More companies expect higher revenues and, in line with better results, more of them expect to bring new employees on board, with only six per cent looking to cut their headcounts.
On a per industry basis, only wholesale trade is expecting conditions to deteriorate slightly, while most industries are looking forward to demonstrably higher revenues as well as increased employment.
Unsurprisingly, the positive sentiments are the highest in accommodation and recreation services, as international tourism continues its rebound to pre-pandemic levels (or even above them, perhaps).
Anticipation of big events coming next year must be helping as well, as Singapore has garnered lots of positive publicity for becoming the unofficial regional hub for world-class entertainment, with multiple concerts of global stars like Taylor Swift and Coldplay scheduled here for early 2024.

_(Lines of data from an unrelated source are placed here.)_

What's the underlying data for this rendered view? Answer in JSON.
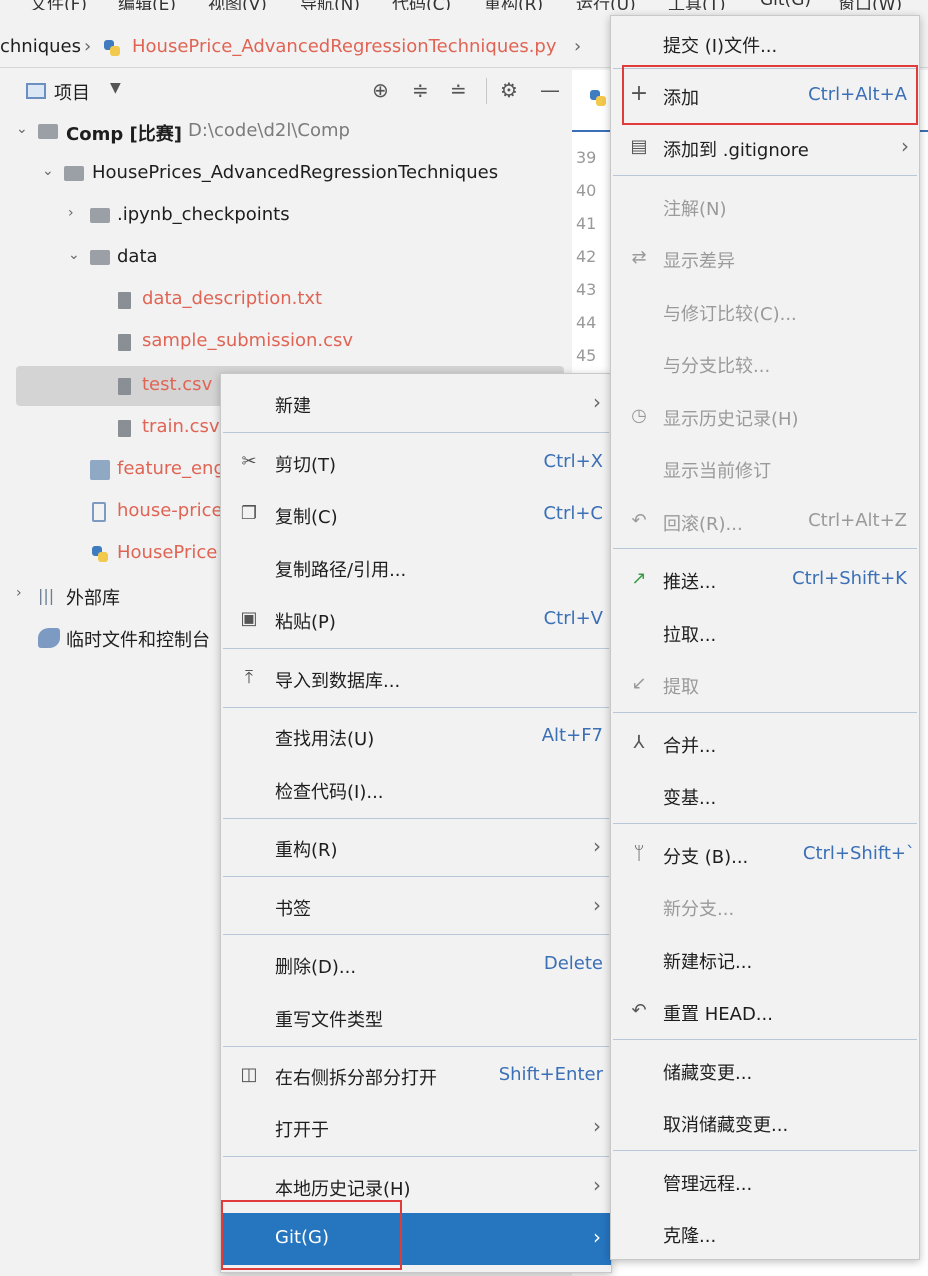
{
  "menubar": [
    "文件(F)",
    "编辑(E)",
    "视图(V)",
    "导航(N)",
    "代码(C)",
    "重构(R)",
    "运行(U)",
    "工具(T)",
    "Git(G)",
    "窗口(W)"
  ],
  "breadcrumb": {
    "folder": "chniques",
    "file": "HousePrice_AdvancedRegressionTechniques.py"
  },
  "project": {
    "title": "项目",
    "tree": [
      {
        "label": "Comp [比赛]",
        "path": "D:\\code\\d2l\\Comp"
      },
      {
        "label": "HousePrices_AdvancedRegressionTechniques"
      },
      {
        "label": ".ipynb_checkpoints"
      },
      {
        "label": "data"
      },
      {
        "label": "data_description.txt"
      },
      {
        "label": "sample_submission.csv"
      },
      {
        "label": "test.csv"
      },
      {
        "label": "train.csv"
      },
      {
        "label": "feature_eng"
      },
      {
        "label": "house-price"
      },
      {
        "label": "HousePrice"
      },
      {
        "label": "外部库"
      },
      {
        "label": "临时文件和控制台"
      }
    ]
  },
  "editor": {
    "lines": [
      "39",
      "40",
      "41",
      "42",
      "43",
      "44",
      "45"
    ]
  },
  "context_menu": {
    "items": [
      {
        "label": "新建"
      },
      {
        "label": "剪切(T)",
        "shortcut": "Ctrl+X"
      },
      {
        "label": "复制(C)",
        "shortcut": "Ctrl+C"
      },
      {
        "label": "复制路径/引用..."
      },
      {
        "label": "粘贴(P)",
        "shortcut": "Ctrl+V"
      },
      {
        "label": "导入到数据库..."
      },
      {
        "label": "查找用法(U)",
        "shortcut": "Alt+F7"
      },
      {
        "label": "检查代码(I)..."
      },
      {
        "label": "重构(R)"
      },
      {
        "label": "书签"
      },
      {
        "label": "删除(D)...",
        "shortcut": "Delete"
      },
      {
        "label": "重写文件类型"
      },
      {
        "label": "在右侧拆分部分打开",
        "shortcut": "Shift+Enter"
      },
      {
        "label": "打开于"
      },
      {
        "label": "本地历史记录(H)"
      },
      {
        "label": "Git(G)"
      }
    ]
  },
  "git_menu": {
    "items": [
      {
        "label": "提交 (I)文件..."
      },
      {
        "label": "添加",
        "shortcut": "Ctrl+Alt+A"
      },
      {
        "label": "添加到 .gitignore"
      },
      {
        "label": "注解(N)"
      },
      {
        "label": "显示差异"
      },
      {
        "label": "与修订比较(C)..."
      },
      {
        "label": "与分支比较..."
      },
      {
        "label": "显示历史记录(H)"
      },
      {
        "label": "显示当前修订"
      },
      {
        "label": "回滚(R)...",
        "shortcut": "Ctrl+Alt+Z"
      },
      {
        "label": "推送...",
        "shortcut": "Ctrl+Shift+K"
      },
      {
        "label": "拉取..."
      },
      {
        "label": "提取"
      },
      {
        "label": "合并..."
      },
      {
        "label": "变基..."
      },
      {
        "label": "分支 (B)...",
        "shortcut": "Ctrl+Shift+`"
      },
      {
        "label": "新分支..."
      },
      {
        "label": "新建标记..."
      },
      {
        "label": "重置 HEAD..."
      },
      {
        "label": "储藏变更..."
      },
      {
        "label": "取消储藏变更..."
      },
      {
        "label": "管理远程..."
      },
      {
        "label": "克隆..."
      }
    ]
  }
}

While services are the mainstay of Singapore’s economy, manufacturing keeps playing an unusually large role for a developed country, but it’s more prone to international volatility — particularly in the years of pandemic sways made worse by the Russian invasion of Ukraine, affecting everything from consumer demand, through availability and costs of logistical services to prices of resources and energy.
It’s no surprise then, that it has exhibited far more pessimistic views over the past year, and it is therefore great to see a significant, positive reversal ahead of the second half of an otherwise slow 2023:
After a gloomy 12 months, following global slowdown caused by the war in Ukraine and soaring inflation, a majority of Singapore’s manufacturers is finally optimistic about the coming six months — though, it has to be said, not all branches of the industry are equally upbeat.
A similar percentage is expecting their output to increase, another reversal from earlier six to nine months when around two-thirds of establishments saw declining orders.
Most importantly, to regular Singaporeans however, industry’s employment outlook is back to being positive again, after a general (on average) freeze on hiring earlier in the year.
That said, expected cuts in employment in precision engineering and electronics — still dealing with a relative glut following pandemic years of shortages in the semiconductor business — remain worrisome.
Though perhaps not for long, as pledged investments (like the recently unveiled S$2.65 billion, 1,200-person factory by a local startup Silicon Box) are planned well in advance, to serve for many years, or decades, into the future, regardless of short term hiccups.
Overall, the business and employment outlook for Singapore’s economy appears to be more positive than expected in a year when official estimates place GDP growth at just around 0.5 to 2.5 per cent. It is, perhaps, a bit more likely now that real performance ends up falling towards the upper end of this forecast.